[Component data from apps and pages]
# # # #
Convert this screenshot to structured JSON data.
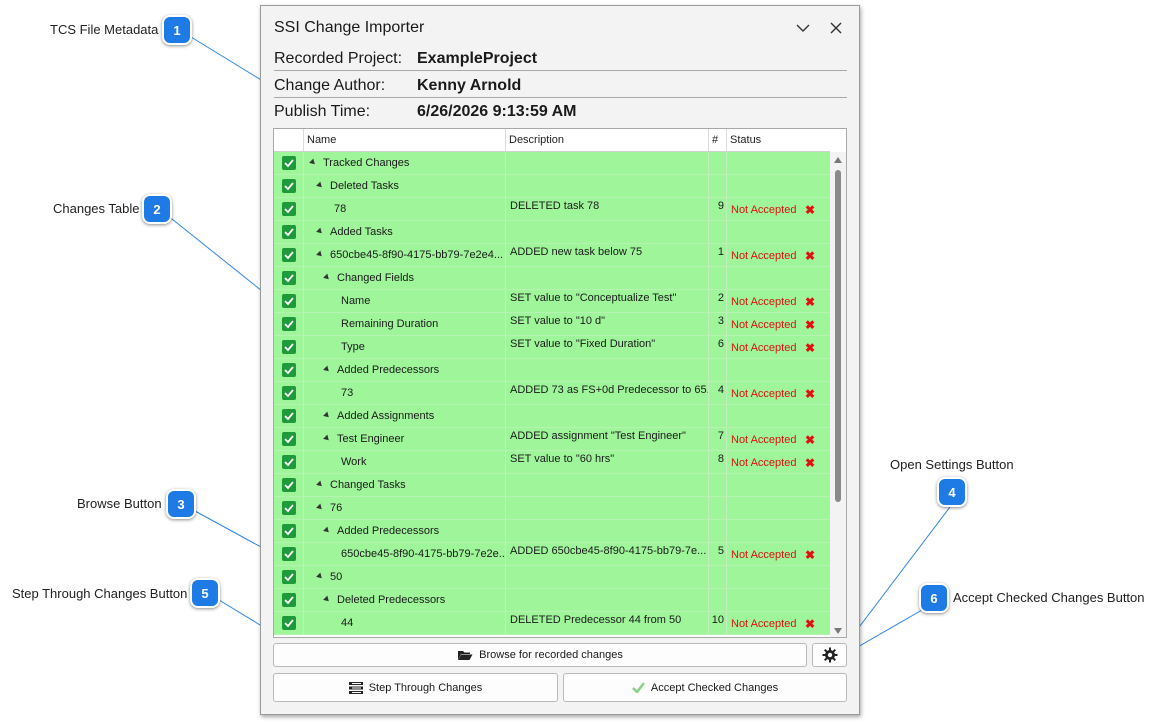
{
  "callouts": [
    {
      "num": "1",
      "label": "TCS File Metadata"
    },
    {
      "num": "2",
      "label": "Changes Table"
    },
    {
      "num": "3",
      "label": "Browse Button"
    },
    {
      "num": "4",
      "label": "Open Settings Button"
    },
    {
      "num": "5",
      "label": "Step Through Changes Button"
    },
    {
      "num": "6",
      "label": "Accept Checked Changes Button"
    }
  ],
  "window": {
    "title": "SSI Change Importer",
    "chevron_icon": "chevron-down-icon",
    "close_icon": "close-icon"
  },
  "metadata": {
    "project_label": "Recorded Project:",
    "project_value": "ExampleProject",
    "author_label": "Change Author:",
    "author_value": "Kenny Arnold",
    "time_label": "Publish Time:",
    "time_value": "6/26/2026 9:13:59 AM"
  },
  "table": {
    "columns": {
      "name": "Name",
      "description": "Description",
      "num": "#",
      "status": "Status"
    },
    "rows": [
      {
        "name": "Tracked Changes",
        "expander": true,
        "description": "",
        "num": "",
        "status": ""
      },
      {
        "name": "Deleted Tasks",
        "expander": true,
        "description": "",
        "num": "",
        "status": ""
      },
      {
        "name": "78",
        "expander": false,
        "description": "DELETED task 78",
        "num": "9",
        "status": "Not Accepted"
      },
      {
        "name": "Added Tasks",
        "expander": true,
        "description": "",
        "num": "",
        "status": ""
      },
      {
        "name": "650cbe45-8f90-4175-bb79-7e2e4...",
        "expander": true,
        "description": "ADDED new task below 75",
        "num": "1",
        "status": "Not Accepted"
      },
      {
        "name": "Changed Fields",
        "expander": true,
        "description": "",
        "num": "",
        "status": ""
      },
      {
        "name": "Name",
        "expander": false,
        "description": "SET value to \"Conceptualize Test\"",
        "num": "2",
        "status": "Not Accepted"
      },
      {
        "name": "Remaining Duration",
        "expander": false,
        "description": "SET value to \"10 d\"",
        "num": "3",
        "status": "Not Accepted"
      },
      {
        "name": "Type",
        "expander": false,
        "description": "SET value to \"Fixed Duration\"",
        "num": "6",
        "status": "Not Accepted"
      },
      {
        "name": "Added Predecessors",
        "expander": true,
        "description": "",
        "num": "",
        "status": ""
      },
      {
        "name": "73",
        "expander": false,
        "description": "ADDED 73 as FS+0d Predecessor to 65...",
        "num": "4",
        "status": "Not Accepted"
      },
      {
        "name": "Added Assignments",
        "expander": true,
        "description": "",
        "num": "",
        "status": ""
      },
      {
        "name": "Test Engineer",
        "expander": true,
        "description": "ADDED assignment \"Test Engineer\"",
        "num": "7",
        "status": "Not Accepted"
      },
      {
        "name": "Work",
        "expander": false,
        "description": "SET value to \"60 hrs\"",
        "num": "8",
        "status": "Not Accepted"
      },
      {
        "name": "Changed Tasks",
        "expander": true,
        "description": "",
        "num": "",
        "status": ""
      },
      {
        "name": "76",
        "expander": true,
        "description": "",
        "num": "",
        "status": ""
      },
      {
        "name": "Added Predecessors",
        "expander": true,
        "description": "",
        "num": "",
        "status": ""
      },
      {
        "name": "650cbe45-8f90-4175-bb79-7e2e...",
        "expander": false,
        "description": "ADDED 650cbe45-8f90-4175-bb79-7e...",
        "num": "5",
        "status": "Not Accepted"
      },
      {
        "name": "50",
        "expander": true,
        "description": "",
        "num": "",
        "status": ""
      },
      {
        "name": "Deleted Predecessors",
        "expander": true,
        "description": "",
        "num": "",
        "status": ""
      },
      {
        "name": "44",
        "expander": false,
        "description": "DELETED Predecessor 44 from 50",
        "num": "10",
        "status": "Not Accepted"
      }
    ]
  },
  "buttons": {
    "browse": "Browse for recorded changes",
    "settings_icon": "gear-icon",
    "step": "Step Through Changes",
    "accept": "Accept Checked Changes"
  },
  "colors": {
    "row_bg": "#9ef59a",
    "checkbox": "#1f9a3a",
    "status_text": "#e01010",
    "badge": "#1e7be6",
    "leader_line": "#1e7be6"
  }
}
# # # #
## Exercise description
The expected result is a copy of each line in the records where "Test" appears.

## Solution
        "description": "SET value to \"Conceptualize Test\"",
        "name": "Test Engineer",
        "description": "ADDED assignment \"Test Engineer\"",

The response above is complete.